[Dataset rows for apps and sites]
○ ○ ○
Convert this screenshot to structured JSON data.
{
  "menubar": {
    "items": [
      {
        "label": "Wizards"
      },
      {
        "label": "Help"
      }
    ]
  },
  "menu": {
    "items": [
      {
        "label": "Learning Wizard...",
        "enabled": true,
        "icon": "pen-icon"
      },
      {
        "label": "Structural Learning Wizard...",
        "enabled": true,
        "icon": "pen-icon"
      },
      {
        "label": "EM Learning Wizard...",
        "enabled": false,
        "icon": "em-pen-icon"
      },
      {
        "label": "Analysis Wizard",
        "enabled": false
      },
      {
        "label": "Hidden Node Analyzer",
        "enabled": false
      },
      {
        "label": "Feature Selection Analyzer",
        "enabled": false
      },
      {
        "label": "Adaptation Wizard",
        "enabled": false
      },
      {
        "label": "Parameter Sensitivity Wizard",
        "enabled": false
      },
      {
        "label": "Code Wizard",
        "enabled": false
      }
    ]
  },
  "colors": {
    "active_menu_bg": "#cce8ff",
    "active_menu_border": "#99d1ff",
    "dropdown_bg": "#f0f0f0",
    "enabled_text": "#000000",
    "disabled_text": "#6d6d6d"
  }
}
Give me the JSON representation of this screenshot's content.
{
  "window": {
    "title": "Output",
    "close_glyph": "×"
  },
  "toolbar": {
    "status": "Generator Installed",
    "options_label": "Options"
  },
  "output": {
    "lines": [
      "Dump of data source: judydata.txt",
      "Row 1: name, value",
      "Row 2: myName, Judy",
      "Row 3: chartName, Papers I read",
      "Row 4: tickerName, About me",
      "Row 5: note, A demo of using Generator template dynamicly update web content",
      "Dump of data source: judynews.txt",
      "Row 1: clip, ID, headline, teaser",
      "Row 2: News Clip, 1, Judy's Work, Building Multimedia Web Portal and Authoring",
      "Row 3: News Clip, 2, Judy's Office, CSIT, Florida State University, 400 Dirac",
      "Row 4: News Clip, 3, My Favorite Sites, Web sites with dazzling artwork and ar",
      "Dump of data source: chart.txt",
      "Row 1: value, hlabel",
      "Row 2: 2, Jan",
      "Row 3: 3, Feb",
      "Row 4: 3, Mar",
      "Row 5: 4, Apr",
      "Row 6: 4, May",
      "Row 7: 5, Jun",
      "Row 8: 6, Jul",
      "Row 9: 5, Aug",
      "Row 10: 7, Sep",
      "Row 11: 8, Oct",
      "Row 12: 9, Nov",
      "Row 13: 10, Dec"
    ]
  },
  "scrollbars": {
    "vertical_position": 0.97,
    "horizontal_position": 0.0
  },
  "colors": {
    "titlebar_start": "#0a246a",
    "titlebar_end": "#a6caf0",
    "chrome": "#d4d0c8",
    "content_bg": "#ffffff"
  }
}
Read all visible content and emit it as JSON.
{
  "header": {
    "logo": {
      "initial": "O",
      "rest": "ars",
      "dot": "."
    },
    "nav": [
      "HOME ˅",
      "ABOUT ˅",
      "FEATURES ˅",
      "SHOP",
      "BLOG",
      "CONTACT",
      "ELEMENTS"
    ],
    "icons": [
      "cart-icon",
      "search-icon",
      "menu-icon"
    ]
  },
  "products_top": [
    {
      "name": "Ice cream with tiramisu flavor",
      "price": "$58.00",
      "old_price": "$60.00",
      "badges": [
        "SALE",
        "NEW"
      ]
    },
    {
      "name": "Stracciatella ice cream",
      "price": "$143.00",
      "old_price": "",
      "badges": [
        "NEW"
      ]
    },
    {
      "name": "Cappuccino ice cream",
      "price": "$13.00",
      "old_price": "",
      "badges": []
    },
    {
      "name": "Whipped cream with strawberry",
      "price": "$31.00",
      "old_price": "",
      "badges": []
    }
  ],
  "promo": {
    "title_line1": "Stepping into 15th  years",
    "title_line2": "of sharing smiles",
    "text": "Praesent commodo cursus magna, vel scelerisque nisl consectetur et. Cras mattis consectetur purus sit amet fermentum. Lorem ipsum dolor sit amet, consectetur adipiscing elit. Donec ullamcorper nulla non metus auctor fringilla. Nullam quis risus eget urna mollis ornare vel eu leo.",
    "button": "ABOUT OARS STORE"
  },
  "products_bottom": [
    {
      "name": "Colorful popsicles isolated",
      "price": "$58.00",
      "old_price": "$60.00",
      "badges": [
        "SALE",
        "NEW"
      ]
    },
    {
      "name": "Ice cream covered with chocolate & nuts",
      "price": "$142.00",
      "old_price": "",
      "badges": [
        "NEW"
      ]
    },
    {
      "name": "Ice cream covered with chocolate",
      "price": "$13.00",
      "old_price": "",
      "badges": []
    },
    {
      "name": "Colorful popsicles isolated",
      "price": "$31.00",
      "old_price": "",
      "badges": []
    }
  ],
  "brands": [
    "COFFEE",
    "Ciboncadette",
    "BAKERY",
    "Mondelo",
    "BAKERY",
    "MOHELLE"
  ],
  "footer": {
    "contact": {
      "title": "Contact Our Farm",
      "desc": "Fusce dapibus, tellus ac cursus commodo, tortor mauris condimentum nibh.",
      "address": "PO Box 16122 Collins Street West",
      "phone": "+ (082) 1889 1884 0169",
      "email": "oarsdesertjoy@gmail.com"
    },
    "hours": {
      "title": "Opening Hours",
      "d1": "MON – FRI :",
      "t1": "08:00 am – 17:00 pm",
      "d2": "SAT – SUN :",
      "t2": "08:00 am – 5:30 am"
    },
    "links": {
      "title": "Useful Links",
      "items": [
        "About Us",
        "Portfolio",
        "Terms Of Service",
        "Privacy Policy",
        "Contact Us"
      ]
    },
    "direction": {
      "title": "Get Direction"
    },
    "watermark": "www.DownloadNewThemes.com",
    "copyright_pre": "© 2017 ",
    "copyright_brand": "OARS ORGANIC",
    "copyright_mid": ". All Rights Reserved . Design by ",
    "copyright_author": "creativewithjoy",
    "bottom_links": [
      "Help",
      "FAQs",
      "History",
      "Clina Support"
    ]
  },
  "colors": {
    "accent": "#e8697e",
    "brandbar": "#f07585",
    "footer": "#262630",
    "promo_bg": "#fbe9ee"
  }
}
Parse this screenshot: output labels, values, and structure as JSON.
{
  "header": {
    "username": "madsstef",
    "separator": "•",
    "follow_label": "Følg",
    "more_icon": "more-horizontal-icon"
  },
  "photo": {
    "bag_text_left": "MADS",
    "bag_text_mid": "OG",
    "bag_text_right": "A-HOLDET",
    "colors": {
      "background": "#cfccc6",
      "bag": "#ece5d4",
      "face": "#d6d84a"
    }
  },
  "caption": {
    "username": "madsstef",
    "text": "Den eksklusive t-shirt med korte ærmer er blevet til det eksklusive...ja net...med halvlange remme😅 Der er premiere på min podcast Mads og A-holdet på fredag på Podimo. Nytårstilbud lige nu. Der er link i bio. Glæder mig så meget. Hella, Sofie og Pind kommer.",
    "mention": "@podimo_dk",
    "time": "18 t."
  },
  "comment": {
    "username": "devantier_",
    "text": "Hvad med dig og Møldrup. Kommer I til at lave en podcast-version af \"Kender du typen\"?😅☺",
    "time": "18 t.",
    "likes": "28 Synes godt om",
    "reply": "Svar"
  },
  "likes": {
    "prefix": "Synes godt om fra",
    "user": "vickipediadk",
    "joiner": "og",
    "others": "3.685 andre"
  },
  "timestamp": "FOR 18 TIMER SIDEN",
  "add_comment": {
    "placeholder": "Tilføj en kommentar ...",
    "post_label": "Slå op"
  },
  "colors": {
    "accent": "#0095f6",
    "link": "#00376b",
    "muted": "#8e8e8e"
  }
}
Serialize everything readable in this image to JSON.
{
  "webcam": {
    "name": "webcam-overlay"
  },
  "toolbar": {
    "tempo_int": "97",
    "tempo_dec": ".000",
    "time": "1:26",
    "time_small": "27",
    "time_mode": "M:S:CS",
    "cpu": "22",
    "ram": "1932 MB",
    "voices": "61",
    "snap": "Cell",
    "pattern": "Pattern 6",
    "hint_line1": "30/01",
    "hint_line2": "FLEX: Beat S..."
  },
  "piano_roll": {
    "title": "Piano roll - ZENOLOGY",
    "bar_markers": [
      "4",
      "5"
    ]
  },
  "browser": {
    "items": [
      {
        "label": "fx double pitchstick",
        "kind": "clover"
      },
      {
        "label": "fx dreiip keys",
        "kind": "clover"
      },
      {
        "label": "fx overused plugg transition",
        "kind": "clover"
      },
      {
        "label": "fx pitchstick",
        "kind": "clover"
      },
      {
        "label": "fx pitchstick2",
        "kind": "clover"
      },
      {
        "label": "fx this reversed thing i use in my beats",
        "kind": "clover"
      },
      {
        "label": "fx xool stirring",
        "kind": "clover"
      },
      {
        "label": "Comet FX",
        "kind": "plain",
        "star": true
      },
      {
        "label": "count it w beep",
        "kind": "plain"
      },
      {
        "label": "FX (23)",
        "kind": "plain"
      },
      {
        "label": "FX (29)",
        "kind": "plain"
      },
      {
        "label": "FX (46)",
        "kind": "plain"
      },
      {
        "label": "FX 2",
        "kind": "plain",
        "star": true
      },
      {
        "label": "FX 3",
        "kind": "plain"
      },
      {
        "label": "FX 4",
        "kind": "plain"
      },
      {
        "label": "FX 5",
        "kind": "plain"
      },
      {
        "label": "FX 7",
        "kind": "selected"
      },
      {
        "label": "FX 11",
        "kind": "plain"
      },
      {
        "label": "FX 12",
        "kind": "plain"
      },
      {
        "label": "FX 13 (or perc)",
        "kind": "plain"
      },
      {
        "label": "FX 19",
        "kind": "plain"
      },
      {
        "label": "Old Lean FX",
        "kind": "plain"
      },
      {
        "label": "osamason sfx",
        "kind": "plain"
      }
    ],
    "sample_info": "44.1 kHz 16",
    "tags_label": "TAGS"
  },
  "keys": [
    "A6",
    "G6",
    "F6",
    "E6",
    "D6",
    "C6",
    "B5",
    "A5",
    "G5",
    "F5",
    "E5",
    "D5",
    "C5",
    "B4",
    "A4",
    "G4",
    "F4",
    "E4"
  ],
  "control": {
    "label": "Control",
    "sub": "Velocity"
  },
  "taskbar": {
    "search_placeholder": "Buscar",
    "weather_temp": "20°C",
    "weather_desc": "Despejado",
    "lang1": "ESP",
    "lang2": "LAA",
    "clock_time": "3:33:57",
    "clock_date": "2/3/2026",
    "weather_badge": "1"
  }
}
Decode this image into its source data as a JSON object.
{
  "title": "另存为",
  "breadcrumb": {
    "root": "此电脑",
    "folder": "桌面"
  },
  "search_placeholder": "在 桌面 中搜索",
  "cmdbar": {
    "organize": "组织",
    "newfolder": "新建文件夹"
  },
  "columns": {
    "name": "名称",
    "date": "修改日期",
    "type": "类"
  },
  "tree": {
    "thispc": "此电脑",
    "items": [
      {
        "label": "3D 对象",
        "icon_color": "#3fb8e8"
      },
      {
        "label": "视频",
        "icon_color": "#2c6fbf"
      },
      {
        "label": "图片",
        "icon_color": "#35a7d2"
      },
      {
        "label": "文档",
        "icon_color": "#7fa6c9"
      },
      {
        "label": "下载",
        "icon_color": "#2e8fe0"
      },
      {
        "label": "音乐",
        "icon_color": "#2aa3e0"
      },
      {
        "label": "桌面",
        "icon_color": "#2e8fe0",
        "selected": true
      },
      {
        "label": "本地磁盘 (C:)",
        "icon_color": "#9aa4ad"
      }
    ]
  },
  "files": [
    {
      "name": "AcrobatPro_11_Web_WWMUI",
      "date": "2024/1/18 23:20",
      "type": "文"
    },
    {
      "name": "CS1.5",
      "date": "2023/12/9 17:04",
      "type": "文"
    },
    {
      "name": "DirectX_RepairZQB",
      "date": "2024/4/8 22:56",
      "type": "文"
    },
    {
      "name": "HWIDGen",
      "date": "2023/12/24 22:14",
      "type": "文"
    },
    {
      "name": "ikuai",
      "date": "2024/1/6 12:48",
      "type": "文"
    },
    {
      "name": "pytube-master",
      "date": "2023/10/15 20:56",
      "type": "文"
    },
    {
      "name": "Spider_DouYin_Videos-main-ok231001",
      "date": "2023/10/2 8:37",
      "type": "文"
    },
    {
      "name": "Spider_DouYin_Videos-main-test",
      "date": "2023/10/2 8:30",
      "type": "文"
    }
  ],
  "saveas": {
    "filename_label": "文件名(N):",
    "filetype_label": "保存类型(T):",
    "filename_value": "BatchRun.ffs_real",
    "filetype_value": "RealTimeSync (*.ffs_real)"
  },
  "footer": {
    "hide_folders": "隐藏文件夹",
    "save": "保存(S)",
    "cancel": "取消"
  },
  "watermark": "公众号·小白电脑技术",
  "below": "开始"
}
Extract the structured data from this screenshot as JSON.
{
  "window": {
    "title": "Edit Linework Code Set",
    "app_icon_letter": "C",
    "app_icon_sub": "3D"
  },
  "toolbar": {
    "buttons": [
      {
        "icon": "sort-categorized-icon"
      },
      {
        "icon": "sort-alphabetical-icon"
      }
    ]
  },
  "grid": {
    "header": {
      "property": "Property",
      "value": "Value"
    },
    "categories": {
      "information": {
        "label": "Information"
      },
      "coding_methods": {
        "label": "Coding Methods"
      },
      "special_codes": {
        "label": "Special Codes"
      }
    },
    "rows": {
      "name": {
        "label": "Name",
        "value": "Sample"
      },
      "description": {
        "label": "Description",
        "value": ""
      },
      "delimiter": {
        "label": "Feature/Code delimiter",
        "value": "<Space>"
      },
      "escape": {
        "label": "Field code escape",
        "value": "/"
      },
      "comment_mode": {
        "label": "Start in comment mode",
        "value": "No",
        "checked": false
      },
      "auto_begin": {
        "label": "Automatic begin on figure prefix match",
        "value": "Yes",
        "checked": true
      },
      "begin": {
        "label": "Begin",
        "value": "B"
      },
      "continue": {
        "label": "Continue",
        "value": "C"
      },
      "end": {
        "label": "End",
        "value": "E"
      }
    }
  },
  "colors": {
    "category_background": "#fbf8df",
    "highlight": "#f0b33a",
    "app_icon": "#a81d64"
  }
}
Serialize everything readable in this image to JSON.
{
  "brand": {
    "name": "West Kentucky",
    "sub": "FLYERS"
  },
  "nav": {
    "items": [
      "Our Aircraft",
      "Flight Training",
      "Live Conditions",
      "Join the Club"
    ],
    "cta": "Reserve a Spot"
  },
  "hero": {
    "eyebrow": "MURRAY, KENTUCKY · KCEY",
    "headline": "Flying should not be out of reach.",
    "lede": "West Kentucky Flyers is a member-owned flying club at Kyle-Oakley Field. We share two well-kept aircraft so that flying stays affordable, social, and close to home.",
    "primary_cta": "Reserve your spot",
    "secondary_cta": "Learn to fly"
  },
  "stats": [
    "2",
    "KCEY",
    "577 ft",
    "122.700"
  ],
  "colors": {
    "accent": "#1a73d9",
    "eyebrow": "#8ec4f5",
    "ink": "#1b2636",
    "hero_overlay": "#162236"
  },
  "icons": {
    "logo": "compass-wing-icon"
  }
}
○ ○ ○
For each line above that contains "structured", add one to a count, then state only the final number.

ANSWER FOR THE TASK — 2